**Work request:**
Please filter the data down to the lines that include the word "JSON" and copy them.

[[ Dataset excerpts open ]]

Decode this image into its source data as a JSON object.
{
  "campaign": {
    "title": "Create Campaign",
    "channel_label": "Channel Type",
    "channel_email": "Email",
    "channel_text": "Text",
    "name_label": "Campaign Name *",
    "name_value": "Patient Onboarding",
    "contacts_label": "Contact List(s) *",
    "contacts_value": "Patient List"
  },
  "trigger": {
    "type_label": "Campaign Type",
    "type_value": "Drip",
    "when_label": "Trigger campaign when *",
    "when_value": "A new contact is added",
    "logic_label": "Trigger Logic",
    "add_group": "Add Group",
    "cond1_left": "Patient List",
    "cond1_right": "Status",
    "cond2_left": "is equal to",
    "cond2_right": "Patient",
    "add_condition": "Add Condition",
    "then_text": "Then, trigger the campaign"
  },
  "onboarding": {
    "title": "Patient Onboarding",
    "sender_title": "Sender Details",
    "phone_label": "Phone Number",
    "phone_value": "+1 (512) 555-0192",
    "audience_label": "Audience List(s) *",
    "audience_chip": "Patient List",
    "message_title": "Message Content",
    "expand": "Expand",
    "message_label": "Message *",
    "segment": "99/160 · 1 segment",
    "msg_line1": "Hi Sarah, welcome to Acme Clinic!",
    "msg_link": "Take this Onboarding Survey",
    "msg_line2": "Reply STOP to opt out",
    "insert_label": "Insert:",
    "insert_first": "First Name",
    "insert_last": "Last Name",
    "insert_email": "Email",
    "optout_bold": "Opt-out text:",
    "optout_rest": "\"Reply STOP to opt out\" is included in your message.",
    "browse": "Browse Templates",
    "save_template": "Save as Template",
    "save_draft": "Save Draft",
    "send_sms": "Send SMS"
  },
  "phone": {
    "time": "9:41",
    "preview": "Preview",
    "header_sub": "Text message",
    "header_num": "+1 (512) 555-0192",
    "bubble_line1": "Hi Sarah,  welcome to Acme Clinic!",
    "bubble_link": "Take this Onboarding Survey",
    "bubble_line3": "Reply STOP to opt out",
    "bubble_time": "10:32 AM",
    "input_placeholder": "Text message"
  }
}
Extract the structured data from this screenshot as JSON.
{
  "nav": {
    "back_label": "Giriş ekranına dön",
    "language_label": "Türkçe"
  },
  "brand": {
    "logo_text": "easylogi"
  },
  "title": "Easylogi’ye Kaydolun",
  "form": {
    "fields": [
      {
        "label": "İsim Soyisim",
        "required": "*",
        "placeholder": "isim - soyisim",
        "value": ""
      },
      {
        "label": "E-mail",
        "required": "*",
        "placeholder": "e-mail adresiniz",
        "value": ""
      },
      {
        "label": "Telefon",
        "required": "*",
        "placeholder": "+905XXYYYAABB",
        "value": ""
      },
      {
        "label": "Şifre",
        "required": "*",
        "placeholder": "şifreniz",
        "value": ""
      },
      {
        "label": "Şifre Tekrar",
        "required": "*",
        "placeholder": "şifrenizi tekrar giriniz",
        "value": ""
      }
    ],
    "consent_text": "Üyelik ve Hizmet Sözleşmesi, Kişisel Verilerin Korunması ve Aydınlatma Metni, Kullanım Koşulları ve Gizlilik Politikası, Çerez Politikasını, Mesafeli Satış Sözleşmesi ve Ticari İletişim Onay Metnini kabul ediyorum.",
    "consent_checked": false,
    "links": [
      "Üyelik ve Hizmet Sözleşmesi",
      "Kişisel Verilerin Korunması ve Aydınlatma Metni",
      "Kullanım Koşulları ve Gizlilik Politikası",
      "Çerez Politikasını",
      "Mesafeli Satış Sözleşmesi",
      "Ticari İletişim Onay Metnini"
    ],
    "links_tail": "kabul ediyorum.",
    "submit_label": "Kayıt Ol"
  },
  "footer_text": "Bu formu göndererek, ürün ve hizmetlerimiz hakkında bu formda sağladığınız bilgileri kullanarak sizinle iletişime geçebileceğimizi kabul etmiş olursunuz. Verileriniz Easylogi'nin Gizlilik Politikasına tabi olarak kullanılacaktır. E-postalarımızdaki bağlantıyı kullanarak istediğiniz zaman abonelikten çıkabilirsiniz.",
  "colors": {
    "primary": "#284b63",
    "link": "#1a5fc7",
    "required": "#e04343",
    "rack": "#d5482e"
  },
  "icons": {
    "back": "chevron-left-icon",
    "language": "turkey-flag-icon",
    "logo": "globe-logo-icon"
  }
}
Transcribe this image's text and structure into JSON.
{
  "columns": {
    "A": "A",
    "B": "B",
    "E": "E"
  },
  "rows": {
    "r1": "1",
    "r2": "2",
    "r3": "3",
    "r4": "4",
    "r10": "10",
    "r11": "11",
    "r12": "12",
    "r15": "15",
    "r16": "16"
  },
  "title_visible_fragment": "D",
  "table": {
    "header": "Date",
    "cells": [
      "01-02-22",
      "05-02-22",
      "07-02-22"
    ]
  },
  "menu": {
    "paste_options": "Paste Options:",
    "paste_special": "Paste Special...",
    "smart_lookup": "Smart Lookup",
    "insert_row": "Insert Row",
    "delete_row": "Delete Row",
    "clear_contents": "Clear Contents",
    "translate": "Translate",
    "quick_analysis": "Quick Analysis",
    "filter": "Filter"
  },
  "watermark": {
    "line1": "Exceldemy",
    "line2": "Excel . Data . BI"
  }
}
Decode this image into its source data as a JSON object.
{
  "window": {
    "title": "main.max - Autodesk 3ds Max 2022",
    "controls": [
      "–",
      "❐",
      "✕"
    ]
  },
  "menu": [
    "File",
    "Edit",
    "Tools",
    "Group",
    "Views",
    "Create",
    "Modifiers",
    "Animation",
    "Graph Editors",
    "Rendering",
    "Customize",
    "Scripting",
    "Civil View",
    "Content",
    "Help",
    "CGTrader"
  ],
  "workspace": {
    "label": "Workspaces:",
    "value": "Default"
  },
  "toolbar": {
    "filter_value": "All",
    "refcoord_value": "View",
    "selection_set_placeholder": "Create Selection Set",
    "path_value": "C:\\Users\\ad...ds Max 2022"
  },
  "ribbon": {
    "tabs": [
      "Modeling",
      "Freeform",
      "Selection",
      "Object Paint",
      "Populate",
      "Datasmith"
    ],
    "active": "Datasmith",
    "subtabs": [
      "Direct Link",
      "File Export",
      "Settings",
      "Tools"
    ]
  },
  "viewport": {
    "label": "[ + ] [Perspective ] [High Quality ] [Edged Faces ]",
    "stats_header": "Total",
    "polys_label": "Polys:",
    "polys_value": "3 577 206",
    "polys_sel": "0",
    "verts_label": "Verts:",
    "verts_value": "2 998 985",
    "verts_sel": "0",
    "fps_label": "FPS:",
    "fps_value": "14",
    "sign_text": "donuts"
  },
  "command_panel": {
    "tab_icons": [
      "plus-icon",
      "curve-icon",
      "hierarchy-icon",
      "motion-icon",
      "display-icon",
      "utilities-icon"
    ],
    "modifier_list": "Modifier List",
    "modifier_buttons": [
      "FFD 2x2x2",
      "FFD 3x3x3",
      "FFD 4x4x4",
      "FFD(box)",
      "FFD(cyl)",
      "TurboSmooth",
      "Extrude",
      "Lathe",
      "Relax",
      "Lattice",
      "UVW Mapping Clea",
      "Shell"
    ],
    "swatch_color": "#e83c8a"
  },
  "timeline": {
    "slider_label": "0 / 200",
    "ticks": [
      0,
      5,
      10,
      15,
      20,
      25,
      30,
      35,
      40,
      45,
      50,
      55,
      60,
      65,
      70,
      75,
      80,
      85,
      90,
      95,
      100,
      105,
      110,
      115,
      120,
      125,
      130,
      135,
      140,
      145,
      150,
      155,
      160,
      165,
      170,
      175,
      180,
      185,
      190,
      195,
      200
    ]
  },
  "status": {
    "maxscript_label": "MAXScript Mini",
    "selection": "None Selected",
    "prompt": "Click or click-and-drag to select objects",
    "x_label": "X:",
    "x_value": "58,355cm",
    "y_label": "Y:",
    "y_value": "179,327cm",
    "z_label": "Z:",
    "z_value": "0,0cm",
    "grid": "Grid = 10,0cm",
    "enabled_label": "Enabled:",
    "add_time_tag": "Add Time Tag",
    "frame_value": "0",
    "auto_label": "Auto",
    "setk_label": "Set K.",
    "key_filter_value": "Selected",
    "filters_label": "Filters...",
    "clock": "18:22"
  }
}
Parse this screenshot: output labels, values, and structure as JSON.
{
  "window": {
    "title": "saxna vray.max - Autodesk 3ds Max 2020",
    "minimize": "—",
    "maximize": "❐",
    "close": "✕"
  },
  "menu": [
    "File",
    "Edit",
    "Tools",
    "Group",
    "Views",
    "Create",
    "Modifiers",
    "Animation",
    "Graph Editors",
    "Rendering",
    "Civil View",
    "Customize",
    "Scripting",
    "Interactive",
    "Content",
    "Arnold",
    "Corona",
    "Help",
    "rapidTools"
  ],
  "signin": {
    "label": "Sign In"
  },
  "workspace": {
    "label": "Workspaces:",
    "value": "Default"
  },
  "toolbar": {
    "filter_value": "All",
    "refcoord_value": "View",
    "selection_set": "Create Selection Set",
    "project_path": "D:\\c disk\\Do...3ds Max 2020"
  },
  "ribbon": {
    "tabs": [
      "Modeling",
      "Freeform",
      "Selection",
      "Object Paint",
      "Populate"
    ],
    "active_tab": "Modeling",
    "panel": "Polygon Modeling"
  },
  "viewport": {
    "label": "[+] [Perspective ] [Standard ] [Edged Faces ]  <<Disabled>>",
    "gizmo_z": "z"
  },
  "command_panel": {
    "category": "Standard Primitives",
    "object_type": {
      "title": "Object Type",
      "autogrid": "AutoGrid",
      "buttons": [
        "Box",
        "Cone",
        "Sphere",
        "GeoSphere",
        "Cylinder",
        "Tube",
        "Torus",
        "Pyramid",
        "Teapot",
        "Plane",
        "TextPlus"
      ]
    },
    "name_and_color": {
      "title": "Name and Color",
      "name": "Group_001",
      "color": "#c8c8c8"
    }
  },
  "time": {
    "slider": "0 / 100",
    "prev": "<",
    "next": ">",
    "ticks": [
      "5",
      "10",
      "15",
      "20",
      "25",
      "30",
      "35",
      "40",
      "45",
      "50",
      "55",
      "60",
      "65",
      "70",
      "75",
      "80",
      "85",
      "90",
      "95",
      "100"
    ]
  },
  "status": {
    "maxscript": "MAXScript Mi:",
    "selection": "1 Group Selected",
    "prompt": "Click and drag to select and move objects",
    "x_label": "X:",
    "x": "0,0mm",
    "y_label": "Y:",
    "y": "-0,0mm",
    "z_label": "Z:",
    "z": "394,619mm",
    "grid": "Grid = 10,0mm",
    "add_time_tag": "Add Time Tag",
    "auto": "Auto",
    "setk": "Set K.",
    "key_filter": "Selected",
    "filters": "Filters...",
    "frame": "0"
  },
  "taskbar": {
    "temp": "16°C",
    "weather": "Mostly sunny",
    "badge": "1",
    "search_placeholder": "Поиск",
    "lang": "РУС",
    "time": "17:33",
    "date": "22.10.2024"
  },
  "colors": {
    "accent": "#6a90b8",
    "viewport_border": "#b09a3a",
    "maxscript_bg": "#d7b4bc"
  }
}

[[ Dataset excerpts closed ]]

**Response to this exercise:**
Decode this image into its source data as a JSON object.
Extract the structured data from this screenshot as JSON.
Transcribe this image's text and structure into JSON.
Decode this image into its source data as a JSON object.
Parse this screenshot: output labels, values, and structure as JSON.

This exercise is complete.